4 frozen orange juice cubes

1 ounce vodka (we prefer Boyd & Blair)

1 ounce Mandarinetto (our favorite is Don Ciccio & Figli – you can use another orange liqueur like Grand Marnier if necessary)

1 teaspoon pure vanilla extract (or scrape one vanilla bean)

2 ounces coconut milk or cream (we like So Delicious Coconut Milk Half-n-Half)

1 teaspoon orange blossom honey or other sweetener

1/2 teaspoon baking soda (this counteracts the acidity of the orange juice)

additional ice cubes and fresh orange juice as needed

orange wedge for garnish

Put first seven ingredients in a blender and blend until well-combined, thick, and frothy. Add additional ice cubes if too liquid, add orange juice if too frozen. Pour into a tall glass and garnish with orange wedge and a straw; serve immediately.

The Friday Tipple: Sochi Dreams

Sochi Dreams

We’re feeling a little international, Boozers. There are those who say that sports transcend geographical borders, drawing people together from all parts of the globe to cheer on their favorite athletes in every sport imaginable, from ping-pong to diving to cricket to curling. Some sports place emphasis on the individual while others are all about team effort.

A cocktail, of course, is a team effort in which each individual must play its part to complete the whole. We’ve been honored to work with some tasty liqueurs by one of our hometown favorites, Don Ciccio & Figli, crafting several combinations that celebrate flavors from around the world. With the Winter Olympics approaching, we’ve decided to cozy up with our version of a White Russian, which we’re calling Sochi Dreams. Sip it whether you dream of Olympic glory or for greater equality everywhere. За любовь!

Sochi Dreams

For this particular cocktail, we combined Don Ciccio & Figli’s Concerto (a barley and espresso-based liqueur) with Catoctin Creek Mosby’s Spirit, a white whiskey that we think makes a great substitute for vodka. However, we enjoy vodka as much as the next person, so when we make this with vodka, we like Boyd & Blair potato vodka, which has a nice clean and crisp finish.

1 ounce Don Ciccio & Figli Concerto 
1 ounce white whiskey or vodka
2 ounces coconut milk (we used So Delicious Coconut Creamer)
1/2 ounce cinnamon tincture (Bittermen’s Hiver Amer works really well also)
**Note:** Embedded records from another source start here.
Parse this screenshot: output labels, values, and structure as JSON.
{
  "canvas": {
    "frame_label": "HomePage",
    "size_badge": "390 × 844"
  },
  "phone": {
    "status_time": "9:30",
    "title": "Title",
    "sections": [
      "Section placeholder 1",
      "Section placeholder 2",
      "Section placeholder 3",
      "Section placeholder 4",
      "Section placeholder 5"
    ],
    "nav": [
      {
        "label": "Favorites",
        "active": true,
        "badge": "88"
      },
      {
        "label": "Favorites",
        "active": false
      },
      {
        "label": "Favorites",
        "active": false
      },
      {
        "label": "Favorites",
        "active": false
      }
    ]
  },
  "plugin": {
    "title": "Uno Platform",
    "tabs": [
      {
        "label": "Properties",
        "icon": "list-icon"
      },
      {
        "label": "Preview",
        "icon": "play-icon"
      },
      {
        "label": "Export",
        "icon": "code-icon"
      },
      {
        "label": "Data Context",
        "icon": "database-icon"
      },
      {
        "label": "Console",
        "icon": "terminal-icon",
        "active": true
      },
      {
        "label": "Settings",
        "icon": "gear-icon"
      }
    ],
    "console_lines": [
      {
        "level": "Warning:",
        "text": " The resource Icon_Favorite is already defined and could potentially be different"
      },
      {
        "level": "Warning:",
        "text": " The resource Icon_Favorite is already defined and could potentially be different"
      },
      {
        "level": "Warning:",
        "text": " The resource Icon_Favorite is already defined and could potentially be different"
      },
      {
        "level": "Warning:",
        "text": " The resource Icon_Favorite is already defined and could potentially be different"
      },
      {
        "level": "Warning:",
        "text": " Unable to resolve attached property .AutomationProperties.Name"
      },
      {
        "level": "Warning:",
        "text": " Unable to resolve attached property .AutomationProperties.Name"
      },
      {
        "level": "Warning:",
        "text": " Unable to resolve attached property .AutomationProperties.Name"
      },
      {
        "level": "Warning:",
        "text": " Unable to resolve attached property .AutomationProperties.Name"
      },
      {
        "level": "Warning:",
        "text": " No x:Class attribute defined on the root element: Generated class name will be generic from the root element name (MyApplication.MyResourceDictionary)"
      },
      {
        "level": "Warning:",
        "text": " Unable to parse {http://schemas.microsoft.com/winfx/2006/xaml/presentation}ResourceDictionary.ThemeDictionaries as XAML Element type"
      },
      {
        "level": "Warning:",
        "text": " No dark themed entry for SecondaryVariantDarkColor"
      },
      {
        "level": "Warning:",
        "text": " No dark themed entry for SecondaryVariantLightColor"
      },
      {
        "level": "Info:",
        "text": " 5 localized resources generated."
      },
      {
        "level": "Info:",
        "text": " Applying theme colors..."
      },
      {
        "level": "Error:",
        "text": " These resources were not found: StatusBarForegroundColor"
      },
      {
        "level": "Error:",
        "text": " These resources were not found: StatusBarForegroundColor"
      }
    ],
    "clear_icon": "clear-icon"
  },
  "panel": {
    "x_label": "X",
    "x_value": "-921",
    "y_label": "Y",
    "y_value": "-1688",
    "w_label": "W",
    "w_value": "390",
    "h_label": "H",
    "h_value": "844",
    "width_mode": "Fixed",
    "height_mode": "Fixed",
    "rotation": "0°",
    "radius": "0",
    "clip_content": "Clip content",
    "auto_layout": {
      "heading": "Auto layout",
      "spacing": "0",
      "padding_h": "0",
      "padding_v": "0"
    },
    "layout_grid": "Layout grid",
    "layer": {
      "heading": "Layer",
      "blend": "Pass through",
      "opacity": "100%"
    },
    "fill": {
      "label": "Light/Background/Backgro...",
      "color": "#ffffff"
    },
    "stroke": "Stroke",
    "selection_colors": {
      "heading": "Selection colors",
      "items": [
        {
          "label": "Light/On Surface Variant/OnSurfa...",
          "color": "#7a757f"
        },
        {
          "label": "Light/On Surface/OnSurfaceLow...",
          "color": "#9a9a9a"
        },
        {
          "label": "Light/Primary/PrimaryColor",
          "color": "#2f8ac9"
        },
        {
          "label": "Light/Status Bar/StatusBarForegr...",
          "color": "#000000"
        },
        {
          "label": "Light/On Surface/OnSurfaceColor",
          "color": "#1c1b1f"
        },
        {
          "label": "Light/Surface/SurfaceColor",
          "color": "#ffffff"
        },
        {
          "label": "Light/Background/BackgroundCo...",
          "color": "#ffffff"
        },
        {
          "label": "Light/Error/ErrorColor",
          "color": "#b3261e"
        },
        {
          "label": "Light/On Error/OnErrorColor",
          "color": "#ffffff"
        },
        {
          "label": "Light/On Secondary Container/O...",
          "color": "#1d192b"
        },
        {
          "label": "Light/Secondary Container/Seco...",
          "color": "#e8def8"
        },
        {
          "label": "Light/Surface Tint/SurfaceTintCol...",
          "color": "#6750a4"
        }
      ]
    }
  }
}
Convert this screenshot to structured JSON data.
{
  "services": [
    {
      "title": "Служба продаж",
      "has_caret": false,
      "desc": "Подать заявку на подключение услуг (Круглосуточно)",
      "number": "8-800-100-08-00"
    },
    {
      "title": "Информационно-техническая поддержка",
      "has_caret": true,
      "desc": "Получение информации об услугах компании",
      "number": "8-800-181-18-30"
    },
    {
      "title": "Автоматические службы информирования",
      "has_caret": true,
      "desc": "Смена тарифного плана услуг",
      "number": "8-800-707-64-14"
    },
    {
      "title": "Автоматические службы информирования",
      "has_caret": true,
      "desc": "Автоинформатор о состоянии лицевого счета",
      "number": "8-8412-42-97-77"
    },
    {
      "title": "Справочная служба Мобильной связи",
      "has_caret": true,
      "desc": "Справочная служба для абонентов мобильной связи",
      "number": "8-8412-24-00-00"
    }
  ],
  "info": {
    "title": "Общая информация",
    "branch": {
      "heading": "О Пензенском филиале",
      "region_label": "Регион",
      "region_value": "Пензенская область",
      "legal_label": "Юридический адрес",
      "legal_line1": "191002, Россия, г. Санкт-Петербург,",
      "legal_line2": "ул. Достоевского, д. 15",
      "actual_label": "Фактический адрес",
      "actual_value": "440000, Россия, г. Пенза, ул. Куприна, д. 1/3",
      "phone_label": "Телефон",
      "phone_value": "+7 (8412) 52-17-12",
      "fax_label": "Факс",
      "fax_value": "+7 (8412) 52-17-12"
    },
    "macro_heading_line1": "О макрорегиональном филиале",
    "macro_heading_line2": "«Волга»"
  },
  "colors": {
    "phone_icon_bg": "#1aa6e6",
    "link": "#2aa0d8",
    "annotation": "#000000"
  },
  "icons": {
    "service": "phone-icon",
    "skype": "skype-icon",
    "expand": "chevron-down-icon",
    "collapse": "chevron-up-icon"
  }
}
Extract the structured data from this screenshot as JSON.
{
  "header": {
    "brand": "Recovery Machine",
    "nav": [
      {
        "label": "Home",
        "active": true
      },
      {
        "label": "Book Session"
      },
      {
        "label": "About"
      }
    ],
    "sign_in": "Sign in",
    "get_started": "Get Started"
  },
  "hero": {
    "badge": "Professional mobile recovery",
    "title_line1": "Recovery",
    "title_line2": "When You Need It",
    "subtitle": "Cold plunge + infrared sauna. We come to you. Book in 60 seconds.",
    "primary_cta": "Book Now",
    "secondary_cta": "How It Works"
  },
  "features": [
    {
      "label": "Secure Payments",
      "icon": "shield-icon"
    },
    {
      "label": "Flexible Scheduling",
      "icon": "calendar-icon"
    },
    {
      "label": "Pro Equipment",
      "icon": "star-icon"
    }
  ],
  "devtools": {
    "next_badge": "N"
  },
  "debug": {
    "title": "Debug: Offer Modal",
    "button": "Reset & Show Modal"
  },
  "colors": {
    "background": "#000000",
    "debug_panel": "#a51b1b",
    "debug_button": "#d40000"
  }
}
Put all ingredients into a cocktail shaker, shake thoroughly, and strain into a chilled cocktail coupe or martini glass. Dust with grated nutmeg (optional). For a variation, pour over ice into a rocks glass, preferably coffee ice cubes instead of just plain ice cubes.